Website and app data records
★ ★ ★ ★ ★ ★ ★
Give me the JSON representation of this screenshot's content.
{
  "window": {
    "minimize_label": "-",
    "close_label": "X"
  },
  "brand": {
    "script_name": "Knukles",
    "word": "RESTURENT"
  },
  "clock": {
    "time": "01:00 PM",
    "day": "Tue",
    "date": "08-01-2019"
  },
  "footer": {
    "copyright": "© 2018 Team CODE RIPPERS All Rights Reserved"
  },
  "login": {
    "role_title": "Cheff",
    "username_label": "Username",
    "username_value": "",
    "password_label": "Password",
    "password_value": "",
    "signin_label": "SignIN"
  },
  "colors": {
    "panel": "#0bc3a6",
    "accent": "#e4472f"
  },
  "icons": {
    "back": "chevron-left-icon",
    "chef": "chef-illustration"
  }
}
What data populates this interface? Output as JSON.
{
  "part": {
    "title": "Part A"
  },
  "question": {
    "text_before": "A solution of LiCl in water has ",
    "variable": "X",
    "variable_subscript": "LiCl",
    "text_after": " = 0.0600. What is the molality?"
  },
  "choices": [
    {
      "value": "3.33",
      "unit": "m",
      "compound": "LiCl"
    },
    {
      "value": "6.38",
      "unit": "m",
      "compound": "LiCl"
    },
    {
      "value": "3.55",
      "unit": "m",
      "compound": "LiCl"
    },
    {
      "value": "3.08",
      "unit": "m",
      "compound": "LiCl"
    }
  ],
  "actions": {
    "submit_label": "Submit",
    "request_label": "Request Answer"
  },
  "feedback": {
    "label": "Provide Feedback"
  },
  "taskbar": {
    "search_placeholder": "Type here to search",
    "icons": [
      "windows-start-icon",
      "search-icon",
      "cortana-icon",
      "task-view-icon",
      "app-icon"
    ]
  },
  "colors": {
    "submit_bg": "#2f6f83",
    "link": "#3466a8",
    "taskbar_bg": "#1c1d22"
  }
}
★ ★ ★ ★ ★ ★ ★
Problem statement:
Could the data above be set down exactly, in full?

Solved problem:
Give me the JSON representation of this screenshot's content.
{
  "window": {
    "minimize_label": "-",
    "close_label": "X"
  },
  "brand": {
    "script_name": "Knukles",
    "word": "RESTURENT"
  },
  "clock": {
    "time": "01:00 PM",
    "day": "Tue",
    "date": "08-01-2019"
  },
  "footer": {
    "copyright": "© 2018 Team CODE RIPPERS All Rights Reserved"
  },
  "login": {
    "role_title": "Cheff",
    "username_label": "Username",
    "username_value": "",
    "password_label": "Password",
    "password_value": "",
    "signin_label": "SignIN"
  },
  "colors": {
    "panel": "#0bc3a6",
    "accent": "#e4472f"
  },
  "icons": {
    "back": "chevron-left-icon",
    "chef": "chef-illustration"
  }
}
What data populates this interface? Output as JSON.
{
  "part": {
    "title": "Part A"
  },
  "question": {
    "text_before": "A solution of LiCl in water has ",
    "variable": "X",
    "variable_subscript": "LiCl",
    "text_after": " = 0.0600. What is the molality?"
  },
  "choices": [
    {
      "value": "3.33",
      "unit": "m",
      "compound": "LiCl"
    },
    {
      "value": "6.38",
      "unit": "m",
      "compound": "LiCl"
    },
    {
      "value": "3.55",
      "unit": "m",
      "compound": "LiCl"
    },
    {
      "value": "3.08",
      "unit": "m",
      "compound": "LiCl"
    }
  ],
  "actions": {
    "submit_label": "Submit",
    "request_label": "Request Answer"
  },
  "feedback": {
    "label": "Provide Feedback"
  },
  "taskbar": {
    "search_placeholder": "Type here to search",
    "icons": [
      "windows-start-icon",
      "search-icon",
      "cortana-icon",
      "task-view-icon",
      "app-icon"
    ]
  },
  "colors": {
    "submit_bg": "#2f6f83",
    "link": "#3466a8",
    "taskbar_bg": "#1c1d22"
  }
}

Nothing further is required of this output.